#### PROBLEM REQUIREMENTS
The answer should consist of each line from the data below that includes "wird".

Start of INFORMATION PROVIDED

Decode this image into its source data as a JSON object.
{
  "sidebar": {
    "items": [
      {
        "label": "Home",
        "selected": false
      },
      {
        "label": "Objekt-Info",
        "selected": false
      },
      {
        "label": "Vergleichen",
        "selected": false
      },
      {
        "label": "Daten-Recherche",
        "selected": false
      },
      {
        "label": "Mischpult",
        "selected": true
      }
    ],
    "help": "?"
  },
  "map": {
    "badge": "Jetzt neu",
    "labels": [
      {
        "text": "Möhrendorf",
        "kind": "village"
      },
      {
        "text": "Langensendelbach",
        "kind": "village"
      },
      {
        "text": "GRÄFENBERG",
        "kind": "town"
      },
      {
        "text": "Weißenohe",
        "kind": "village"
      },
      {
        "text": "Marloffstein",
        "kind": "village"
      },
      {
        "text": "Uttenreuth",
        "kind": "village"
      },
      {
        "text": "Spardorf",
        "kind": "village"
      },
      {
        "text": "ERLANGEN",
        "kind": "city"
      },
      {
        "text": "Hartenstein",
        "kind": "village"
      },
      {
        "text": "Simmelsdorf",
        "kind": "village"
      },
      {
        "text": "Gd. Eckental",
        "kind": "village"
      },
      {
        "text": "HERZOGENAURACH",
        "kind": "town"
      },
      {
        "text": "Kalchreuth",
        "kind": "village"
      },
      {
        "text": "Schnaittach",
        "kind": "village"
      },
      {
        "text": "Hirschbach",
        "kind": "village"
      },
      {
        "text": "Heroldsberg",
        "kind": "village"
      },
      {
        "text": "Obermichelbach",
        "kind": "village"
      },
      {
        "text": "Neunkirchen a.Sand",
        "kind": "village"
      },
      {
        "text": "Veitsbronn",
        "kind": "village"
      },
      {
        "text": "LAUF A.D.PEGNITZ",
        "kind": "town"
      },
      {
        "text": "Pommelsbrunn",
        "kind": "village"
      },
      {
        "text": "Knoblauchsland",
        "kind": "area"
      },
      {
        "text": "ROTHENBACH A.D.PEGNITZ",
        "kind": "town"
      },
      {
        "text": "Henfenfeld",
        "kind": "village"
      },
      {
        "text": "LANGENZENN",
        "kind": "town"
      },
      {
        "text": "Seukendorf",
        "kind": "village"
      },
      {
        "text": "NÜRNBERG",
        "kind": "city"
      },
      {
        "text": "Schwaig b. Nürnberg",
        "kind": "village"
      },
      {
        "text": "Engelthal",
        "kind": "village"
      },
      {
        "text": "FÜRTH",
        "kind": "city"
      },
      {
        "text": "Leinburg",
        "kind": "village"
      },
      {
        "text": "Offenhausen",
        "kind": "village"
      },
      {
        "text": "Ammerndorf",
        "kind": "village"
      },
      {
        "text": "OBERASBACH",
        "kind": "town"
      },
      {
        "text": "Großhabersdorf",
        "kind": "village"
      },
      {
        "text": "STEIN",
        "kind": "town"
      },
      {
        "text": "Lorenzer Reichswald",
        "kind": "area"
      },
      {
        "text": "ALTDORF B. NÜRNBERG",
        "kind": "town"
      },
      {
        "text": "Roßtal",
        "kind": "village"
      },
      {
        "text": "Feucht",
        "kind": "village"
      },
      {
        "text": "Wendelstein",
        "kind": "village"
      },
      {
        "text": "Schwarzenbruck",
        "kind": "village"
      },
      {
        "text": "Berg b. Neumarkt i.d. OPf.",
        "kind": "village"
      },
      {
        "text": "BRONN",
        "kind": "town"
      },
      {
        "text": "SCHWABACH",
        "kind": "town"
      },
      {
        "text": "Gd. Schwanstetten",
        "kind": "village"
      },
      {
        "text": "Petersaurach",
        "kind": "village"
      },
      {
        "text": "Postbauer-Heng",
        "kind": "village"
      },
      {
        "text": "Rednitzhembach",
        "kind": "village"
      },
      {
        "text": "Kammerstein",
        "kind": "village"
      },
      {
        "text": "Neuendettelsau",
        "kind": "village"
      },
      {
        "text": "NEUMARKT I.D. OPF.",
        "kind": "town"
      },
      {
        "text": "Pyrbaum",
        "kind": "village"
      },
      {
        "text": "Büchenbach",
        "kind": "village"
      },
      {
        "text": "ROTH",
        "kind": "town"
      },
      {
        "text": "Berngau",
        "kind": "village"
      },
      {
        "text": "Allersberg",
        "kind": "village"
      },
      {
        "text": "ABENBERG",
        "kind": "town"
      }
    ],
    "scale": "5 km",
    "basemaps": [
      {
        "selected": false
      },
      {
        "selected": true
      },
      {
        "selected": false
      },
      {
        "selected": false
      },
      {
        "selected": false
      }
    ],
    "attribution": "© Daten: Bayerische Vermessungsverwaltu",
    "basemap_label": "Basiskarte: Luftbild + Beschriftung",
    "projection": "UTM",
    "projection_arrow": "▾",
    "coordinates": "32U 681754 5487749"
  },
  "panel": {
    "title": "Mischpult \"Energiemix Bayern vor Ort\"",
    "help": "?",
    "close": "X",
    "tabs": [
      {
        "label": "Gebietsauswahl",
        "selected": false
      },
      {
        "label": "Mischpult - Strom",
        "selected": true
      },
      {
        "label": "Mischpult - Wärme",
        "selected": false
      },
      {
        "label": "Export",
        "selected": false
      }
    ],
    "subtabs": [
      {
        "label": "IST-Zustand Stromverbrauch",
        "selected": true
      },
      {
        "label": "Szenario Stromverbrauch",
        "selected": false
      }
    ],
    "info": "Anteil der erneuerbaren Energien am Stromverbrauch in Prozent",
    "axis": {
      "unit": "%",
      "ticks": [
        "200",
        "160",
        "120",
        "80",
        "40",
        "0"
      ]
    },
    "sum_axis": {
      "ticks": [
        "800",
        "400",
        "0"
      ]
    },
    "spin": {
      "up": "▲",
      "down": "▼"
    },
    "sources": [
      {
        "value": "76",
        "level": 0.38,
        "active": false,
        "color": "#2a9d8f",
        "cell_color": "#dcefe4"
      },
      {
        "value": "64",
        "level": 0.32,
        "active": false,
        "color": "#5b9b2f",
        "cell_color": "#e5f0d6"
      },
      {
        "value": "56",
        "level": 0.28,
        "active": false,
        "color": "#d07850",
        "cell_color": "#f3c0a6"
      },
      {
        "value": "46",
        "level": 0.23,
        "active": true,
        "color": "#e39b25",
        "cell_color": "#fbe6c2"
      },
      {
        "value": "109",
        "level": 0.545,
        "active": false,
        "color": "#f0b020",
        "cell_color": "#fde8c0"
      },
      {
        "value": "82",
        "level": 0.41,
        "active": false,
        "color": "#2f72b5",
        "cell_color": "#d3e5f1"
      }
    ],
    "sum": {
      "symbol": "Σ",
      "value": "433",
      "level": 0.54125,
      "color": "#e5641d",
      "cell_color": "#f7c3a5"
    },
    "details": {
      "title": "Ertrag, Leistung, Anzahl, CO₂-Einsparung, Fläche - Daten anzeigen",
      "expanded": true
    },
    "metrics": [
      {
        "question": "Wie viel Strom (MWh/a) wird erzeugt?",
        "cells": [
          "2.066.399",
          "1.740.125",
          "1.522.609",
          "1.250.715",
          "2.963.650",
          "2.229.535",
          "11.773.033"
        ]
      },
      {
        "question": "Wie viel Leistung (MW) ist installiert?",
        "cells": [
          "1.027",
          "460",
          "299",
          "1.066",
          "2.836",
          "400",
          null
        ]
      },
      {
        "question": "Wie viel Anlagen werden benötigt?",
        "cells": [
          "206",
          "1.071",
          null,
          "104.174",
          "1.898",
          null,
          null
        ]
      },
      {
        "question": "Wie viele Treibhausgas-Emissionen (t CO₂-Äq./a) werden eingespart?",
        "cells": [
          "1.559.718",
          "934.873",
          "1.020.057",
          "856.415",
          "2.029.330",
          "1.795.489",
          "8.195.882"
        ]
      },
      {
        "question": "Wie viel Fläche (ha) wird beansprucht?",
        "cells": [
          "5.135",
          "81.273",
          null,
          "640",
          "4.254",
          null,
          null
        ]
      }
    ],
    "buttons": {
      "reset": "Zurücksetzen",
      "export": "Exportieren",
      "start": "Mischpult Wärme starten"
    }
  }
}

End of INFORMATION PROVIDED

#### TASK SOLUTION
        "question": "Wie viel Strom (MWh/a) wird erzeugt?",
        "question": "Wie viel Fläche (ha) wird beansprucht?",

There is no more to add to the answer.